Wild is Cheryl’s story about hiking 1,100 miles of the Pacific Crest Trail, largely on her own. A single woman. No training. No hiking experience. Just a pure desire to figure out who she was, who she is, and to exorcise the demons that had plagued her for years.
I’ve always wondered why people do things like climb Mt. Everest, run ultra-marathons, or, as a single woman, hike an isolated trial on their own. It always seemed like those engaged in these endeavors were inviting danger and trouble and the return on investment wasn’t worth it.

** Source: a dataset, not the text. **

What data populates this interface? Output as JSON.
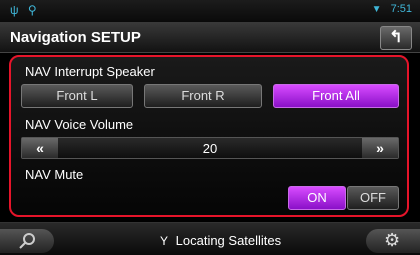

This story, though, put it into perspective. I made the mistake, as we all do, of only looking at the extrinsic rewards of these accomplishments. The notoriety. The scenery. The being in kick-ass shape at the end of it.
What I didn’t realize is how much these journeys change you internally. They force you to dig deep, to do things you didn’t think you could. You are required to be brave at every step, continually moving forward when you may not be sure of the outcome.
Every day we tell ourselves stories. We catalog what we can’t do and why we can’t do it. We talk ourselves out of doing things that are hard but could exponentially change who we are and how we do things. We are the obstacle that prevents us from reaching our greatest potential and achieving our greatest rewards.
In Wild, Cheryl changed the conversation in her head. She told herself she was brave. She told herself she was strong. When she wanted to quit, she got encouragement. And that made all the difference.
There are so many things I want to do. I’m still not really down with climbing Mt. Everest, but I have a better understanding of those who do. This book, though, inspires me to be brave, to be strong. And the things I don’t think I can do? Those should be the first on my to-do list. #HappyFix #SelfCare